Oh! And here's part of that very same discussion that you say doesn't contain mockery: "well the books were bad enough - i cant imagine a violent video game about how christians reign supreme. but i also cant imagine glorfying it by signing a petition against it. i prefer to ignore stupidity. however, a great SNL sketch is bound to come of it and i promise i will laugh." --> ...buuuuuut, at least that's not mockery, there, eh?

One more, I promise - also from the comments section of the whole Left Behind thing: "Shouldn’t this be Left Behind: Eternal Farce video game? it is bad enough that the books were not biblical and in fact often cut across the grain that the bible holds for believers at the Resurrection… but this game makes me sick to even think about… In the world of crass consumerism this has to be the worst at its best! blessed?"

Andrew - I didn't even have to look hard to find these.

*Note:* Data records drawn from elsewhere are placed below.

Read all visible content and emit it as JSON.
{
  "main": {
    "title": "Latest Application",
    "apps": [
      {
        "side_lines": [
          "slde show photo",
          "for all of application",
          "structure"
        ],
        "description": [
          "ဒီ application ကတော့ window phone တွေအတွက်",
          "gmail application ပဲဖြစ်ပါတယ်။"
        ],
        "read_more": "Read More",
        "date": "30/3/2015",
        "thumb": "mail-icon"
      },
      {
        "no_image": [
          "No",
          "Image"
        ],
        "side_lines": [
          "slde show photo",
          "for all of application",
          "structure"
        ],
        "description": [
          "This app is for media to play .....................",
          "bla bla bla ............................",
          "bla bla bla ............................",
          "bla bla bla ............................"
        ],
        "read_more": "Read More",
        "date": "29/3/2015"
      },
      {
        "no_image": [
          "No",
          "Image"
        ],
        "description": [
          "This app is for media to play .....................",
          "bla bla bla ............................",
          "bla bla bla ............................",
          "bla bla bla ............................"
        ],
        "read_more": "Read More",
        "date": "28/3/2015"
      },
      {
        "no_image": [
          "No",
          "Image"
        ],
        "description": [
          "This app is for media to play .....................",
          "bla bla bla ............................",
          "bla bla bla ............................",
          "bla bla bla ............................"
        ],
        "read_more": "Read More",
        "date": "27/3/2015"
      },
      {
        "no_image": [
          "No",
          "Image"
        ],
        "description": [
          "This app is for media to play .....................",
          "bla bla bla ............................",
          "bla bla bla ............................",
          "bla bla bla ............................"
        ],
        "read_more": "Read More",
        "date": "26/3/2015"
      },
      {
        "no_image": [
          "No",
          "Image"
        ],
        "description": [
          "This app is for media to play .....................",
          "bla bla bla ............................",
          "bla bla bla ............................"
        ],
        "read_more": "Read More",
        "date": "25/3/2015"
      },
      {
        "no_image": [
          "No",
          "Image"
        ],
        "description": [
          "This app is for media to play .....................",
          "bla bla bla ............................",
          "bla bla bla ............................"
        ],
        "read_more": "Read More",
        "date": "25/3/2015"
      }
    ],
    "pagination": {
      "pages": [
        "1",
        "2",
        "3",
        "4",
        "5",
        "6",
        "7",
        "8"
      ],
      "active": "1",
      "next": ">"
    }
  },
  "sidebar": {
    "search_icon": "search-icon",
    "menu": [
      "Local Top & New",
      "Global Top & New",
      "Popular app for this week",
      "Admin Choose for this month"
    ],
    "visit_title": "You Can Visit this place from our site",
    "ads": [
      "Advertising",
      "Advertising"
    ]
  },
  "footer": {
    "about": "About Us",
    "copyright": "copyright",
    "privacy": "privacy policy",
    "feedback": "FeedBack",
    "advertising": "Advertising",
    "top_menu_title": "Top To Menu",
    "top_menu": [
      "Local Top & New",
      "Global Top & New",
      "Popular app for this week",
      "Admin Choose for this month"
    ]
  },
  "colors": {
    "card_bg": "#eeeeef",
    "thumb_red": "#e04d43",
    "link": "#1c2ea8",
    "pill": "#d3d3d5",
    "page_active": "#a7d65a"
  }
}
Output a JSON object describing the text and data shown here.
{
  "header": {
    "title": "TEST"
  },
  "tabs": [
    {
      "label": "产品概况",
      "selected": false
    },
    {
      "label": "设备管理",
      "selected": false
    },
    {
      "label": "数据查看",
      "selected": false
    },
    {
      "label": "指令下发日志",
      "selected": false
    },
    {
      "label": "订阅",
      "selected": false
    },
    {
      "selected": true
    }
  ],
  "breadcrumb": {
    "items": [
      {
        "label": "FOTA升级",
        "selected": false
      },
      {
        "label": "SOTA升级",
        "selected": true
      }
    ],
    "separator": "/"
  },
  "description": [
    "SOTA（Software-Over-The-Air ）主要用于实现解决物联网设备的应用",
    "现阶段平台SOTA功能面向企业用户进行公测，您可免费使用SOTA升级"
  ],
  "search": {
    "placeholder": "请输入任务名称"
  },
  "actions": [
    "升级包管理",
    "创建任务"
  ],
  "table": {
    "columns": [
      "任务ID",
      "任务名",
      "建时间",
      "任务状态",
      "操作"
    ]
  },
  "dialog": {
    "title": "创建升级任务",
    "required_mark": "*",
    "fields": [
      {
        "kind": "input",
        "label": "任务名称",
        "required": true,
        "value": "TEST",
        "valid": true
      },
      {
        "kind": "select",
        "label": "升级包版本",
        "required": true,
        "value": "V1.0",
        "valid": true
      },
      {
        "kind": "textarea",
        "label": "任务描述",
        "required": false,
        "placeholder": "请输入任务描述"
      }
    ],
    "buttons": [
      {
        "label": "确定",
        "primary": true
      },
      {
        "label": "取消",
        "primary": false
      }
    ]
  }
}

And I remembered them anyway quite vividly the first time I'd read it - which was almost as soon as it had been posted.

You are either being very disingenuous when you're protesting our own critiques of OST, even to the point of using tongue-in-cheek humor, by claiming that OSTers and other ECMmers (I haven't even touched on what I've read on other ECM blogs) - or you don't read your (and I use that in the plural, "all-y'all" sense) own stuff too closely.

Again: You (same thing: that's the plural "you") are entitled to your opinions, entitled to critique those outside your movement, entitled to using humor to illustrate what you see as absurdity in the rest of us, and that's fine; but so are we